WHAT IS NEEDED: Across the whole listing, filter for the string "Empire" and copy every line that has it.

━━ WORKING DATA ━━

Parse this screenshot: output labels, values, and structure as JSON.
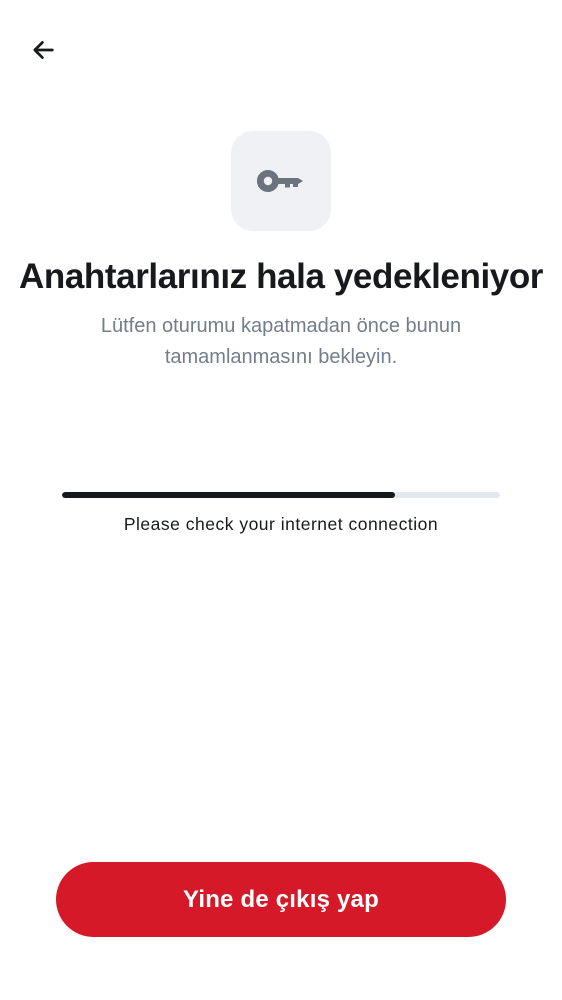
{
  "header": {
    "back_icon": "arrow-left-icon"
  },
  "hero": {
    "icon": "key-icon",
    "title": "Anahtarlarınız hala yedekleniyor",
    "subtitle": "Lütfen oturumu kapatmadan önce bunun tamamlanmasını bekleyin."
  },
  "backup": {
    "progress_fraction": 0.76,
    "status": "Please check your internet connection"
  },
  "footer": {
    "signout_label": "Yine de çıkış yap"
  },
  "colors": {
    "accent": "#d51928",
    "text_primary": "#17191c",
    "text_secondary": "#737d8c",
    "icon_tile": "#eff1f5",
    "progress_track": "#e3e8f0"
  }
}
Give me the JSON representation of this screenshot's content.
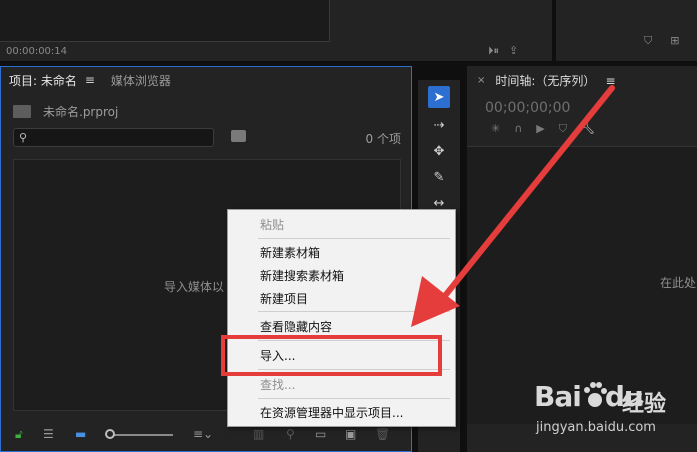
{
  "top_panel": {
    "timecode": "00:00:00:14",
    "icons": [
      "export-frame-icon",
      "share-icon"
    ]
  },
  "top_right_panel": {
    "icons": [
      "marker-icon",
      "insert-icon"
    ]
  },
  "project_panel": {
    "tab_project": "项目: 未命名",
    "tab_media_browser": "媒体浏览器",
    "menu_glyph": "≡",
    "project_file": "未命名.prproj",
    "search_placeholder": "",
    "item_count": "0 个项",
    "drop_hint": "导入媒体以"
  },
  "timeline_panel": {
    "close_glyph": "×",
    "title": "时间轴:（无序列）",
    "menu_glyph": "≡",
    "timecode": "00;00;00;00",
    "drop_hint": "在此处"
  },
  "context_menu": {
    "items": [
      {
        "label": "粘贴",
        "enabled": false
      },
      {
        "label": "新建素材箱",
        "enabled": true
      },
      {
        "label": "新建搜索素材箱",
        "enabled": true
      },
      {
        "label": "新建项目",
        "enabled": true
      },
      {
        "label": "查看隐藏内容",
        "enabled": true
      },
      {
        "label": "导入...",
        "enabled": true
      },
      {
        "label": "查找...",
        "enabled": false
      },
      {
        "label": "在资源管理器中显示项目...",
        "enabled": true
      }
    ]
  },
  "annotation": {
    "color": "#e53c3c"
  },
  "watermark": {
    "logo": "Bai",
    "logo_end": "du",
    "cn": "经验",
    "url": "jingyan.baidu.com"
  },
  "colors": {
    "accent": "#2d6fd1",
    "panel": "#232323",
    "menu_bg": "#f2f2f2"
  }
}
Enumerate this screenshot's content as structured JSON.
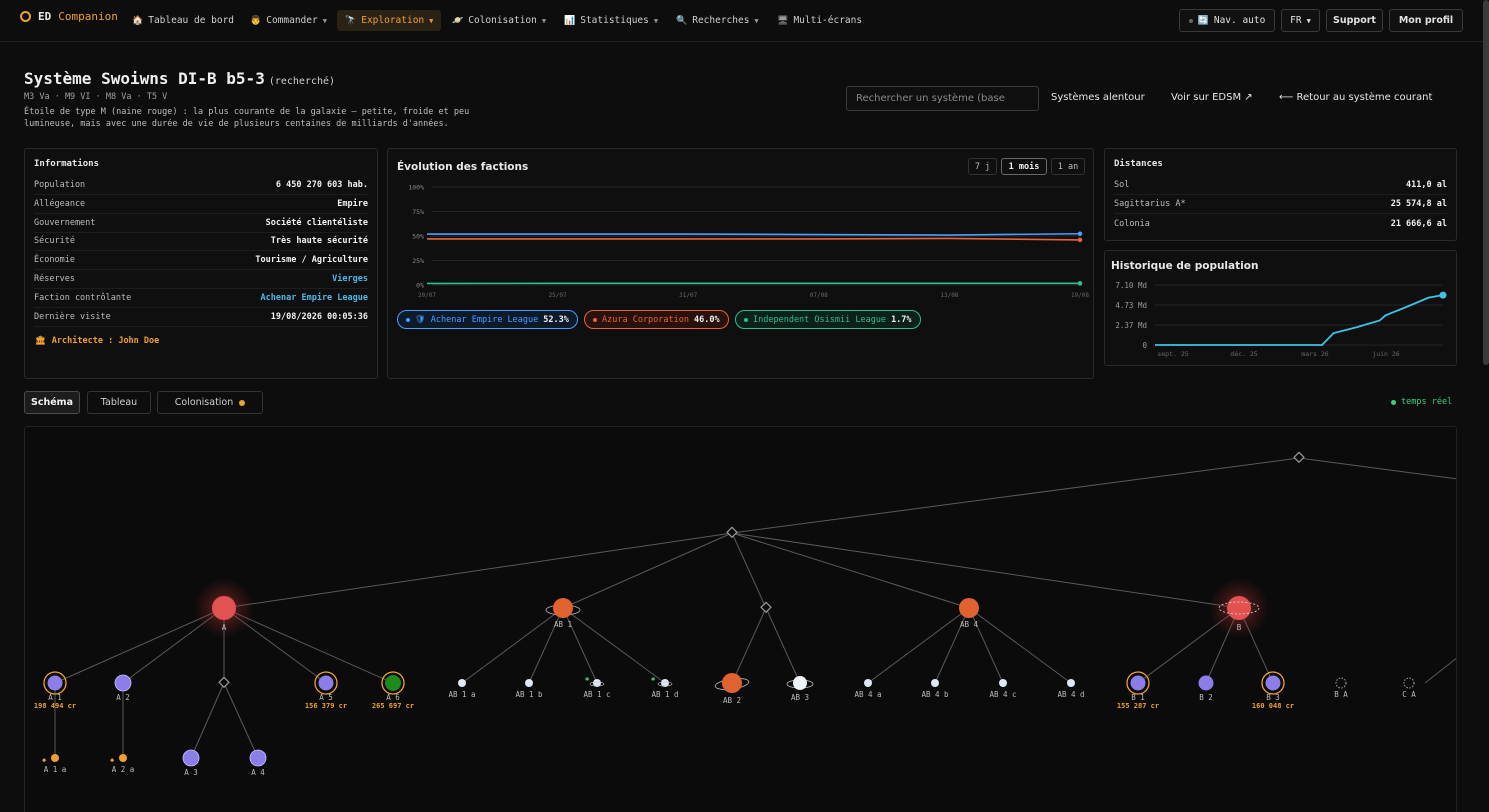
{
  "nav": {
    "brand_1": "ED",
    "brand_2": "Companion",
    "items": [
      {
        "label": "Tableau de bord",
        "icon": "🏠"
      },
      {
        "label": "Commander",
        "icon": "👨"
      },
      {
        "label": "Exploration",
        "icon": "🔭"
      },
      {
        "label": "Colonisation",
        "icon": "🪐"
      },
      {
        "label": "Statistiques",
        "icon": "📊"
      },
      {
        "label": "Recherches",
        "icon": "🔍"
      },
      {
        "label": "Multi-écrans",
        "icon": "🖥"
      }
    ],
    "nav_auto": "Nav. auto",
    "lang": "FR",
    "support": "Support",
    "profile": "Mon profil"
  },
  "header": {
    "title": "Système Swoiwns DI-B b5-3",
    "status": "(recherché)",
    "spectral": "M3 Va · M9 VI · M8 Va · T5 V",
    "description": "Étoile de type M (naine rouge) : la plus courante de la galaxie — petite, froide et peu lumineuse, mais avec une durée de vie de plusieurs centaines de milliards d'années.",
    "search_placeholder": "Rechercher un système (base",
    "nearby": "Systèmes alentour",
    "edsm": "Voir sur EDSM ↗",
    "back": "⟵ Retour au système courant"
  },
  "info": {
    "title": "Informations",
    "rows": [
      {
        "k": "Population",
        "v": "6 450 270 603 hab."
      },
      {
        "k": "Allégeance",
        "v": "Empire"
      },
      {
        "k": "Gouvernement",
        "v": "Société clientéliste"
      },
      {
        "k": "Sécurité",
        "v": "Très haute sécurité"
      },
      {
        "k": "Économie",
        "v": "Tourisme / Agriculture"
      },
      {
        "k": "Réserves",
        "v": "Vierges"
      },
      {
        "k": "Faction contrôlante",
        "v": "Achenar Empire League"
      },
      {
        "k": "Dernière visite",
        "v": "19/08/2026 00:05:36"
      }
    ],
    "architect": "Architecte : John Doe"
  },
  "factions": {
    "title": "Évolution des factions",
    "ranges": [
      "7 j",
      "1 mois",
      "1 an"
    ],
    "legend": [
      {
        "name": "Achenar Empire League",
        "pct": "52.3%",
        "color": "#4a9eff"
      },
      {
        "name": "Azura Corporation",
        "pct": "46.0%",
        "color": "#e8623a"
      },
      {
        "name": "Independent Osismii League",
        "pct": "1.7%",
        "color": "#2fbf8a"
      }
    ]
  },
  "distances": {
    "title": "Distances",
    "rows": [
      {
        "k": "Sol",
        "v": "411,0 al"
      },
      {
        "k": "Sagittarius A*",
        "v": "25 574,8 al"
      },
      {
        "k": "Colonia",
        "v": "21 666,6 al"
      }
    ]
  },
  "population_history": {
    "title": "Historique de population"
  },
  "tabs": [
    "Schéma",
    "Tableau",
    "Colonisation"
  ],
  "live": "temps réel",
  "chart_data": [
    {
      "type": "line",
      "title": "Évolution des factions",
      "x": [
        "20/07",
        "25/07",
        "31/07",
        "07/08",
        "13/08",
        "19/08"
      ],
      "y_ticks": [
        "100%",
        "75%",
        "50%",
        "25%",
        "0%"
      ],
      "ylim": [
        0,
        100
      ],
      "series": [
        {
          "name": "Achenar Empire League",
          "color": "#4a9eff",
          "values": [
            52,
            52,
            52,
            51.5,
            51,
            52.3
          ]
        },
        {
          "name": "Azura Corporation",
          "color": "#e8623a",
          "values": [
            47,
            47,
            47,
            47,
            47.5,
            46.0
          ]
        },
        {
          "name": "Independent Osismii League",
          "color": "#2fbf8a",
          "values": [
            1.6,
            1.7,
            1.7,
            1.7,
            1.7,
            1.7
          ]
        }
      ]
    },
    {
      "type": "line",
      "title": "Historique de population",
      "x_ticks": [
        "sept. 25",
        "déc. 25",
        "mars 26",
        "juin 26"
      ],
      "y_ticks": [
        "7.10 Md",
        "4.73 Md",
        "2.37 Md",
        "0"
      ],
      "ylim": [
        0,
        7.1
      ],
      "series": [
        {
          "color": "#3fc4e8",
          "points": [
            [
              0,
              0
            ],
            [
              0.58,
              0
            ],
            [
              0.62,
              1.4
            ],
            [
              0.7,
              2.1
            ],
            [
              0.78,
              2.9
            ],
            [
              0.8,
              3.5
            ],
            [
              0.88,
              4.6
            ],
            [
              0.95,
              5.6
            ],
            [
              1,
              5.9
            ]
          ]
        }
      ]
    }
  ],
  "bodies": [
    {
      "label": "A",
      "kind": "star-red"
    },
    {
      "label": "AB 1",
      "kind": "ringed-orange"
    },
    {
      "label": "AB 4",
      "kind": "orange"
    },
    {
      "label": "B",
      "kind": "star-red"
    },
    {
      "label": "A 1",
      "kind": "purple-ring",
      "price": "198 494 cr"
    },
    {
      "label": "A 2",
      "kind": "purple"
    },
    {
      "label": "A 5",
      "kind": "purple-ring",
      "price": "156 379 cr"
    },
    {
      "label": "A 6",
      "kind": "green-ring",
      "price": "265 697 cr"
    },
    {
      "label": "AB 1 a",
      "kind": "small"
    },
    {
      "label": "AB 1 b",
      "kind": "small"
    },
    {
      "label": "AB 1 c",
      "kind": "small-green"
    },
    {
      "label": "AB 1 d",
      "kind": "small-green"
    },
    {
      "label": "AB 2",
      "kind": "ringed-orange-big"
    },
    {
      "label": "AB 3",
      "kind": "ringed-white"
    },
    {
      "label": "AB 4 a",
      "kind": "small"
    },
    {
      "label": "AB 4 b",
      "kind": "small"
    },
    {
      "label": "AB 4 c",
      "kind": "small"
    },
    {
      "label": "AB 4 d",
      "kind": "small"
    },
    {
      "label": "B 1",
      "kind": "purple-ring",
      "price": "155 287 cr"
    },
    {
      "label": "B 2",
      "kind": "purple"
    },
    {
      "label": "B 3",
      "kind": "purple-ring",
      "price": "160 048 cr"
    },
    {
      "label": "B A",
      "kind": "dashed"
    },
    {
      "label": "C A",
      "kind": "dashed"
    },
    {
      "label": "A 1 a",
      "kind": "tiny-orange"
    },
    {
      "label": "A 2 a",
      "kind": "tiny-orange"
    },
    {
      "label": "A 3",
      "kind": "purple"
    },
    {
      "label": "A 4",
      "kind": "purple"
    }
  ]
}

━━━

WRITTEN RESPONSE:
        "v": "Empire"
        "v": "Achenar Empire League"
        "name": "Achenar Empire League",
          "name": "Achenar Empire League",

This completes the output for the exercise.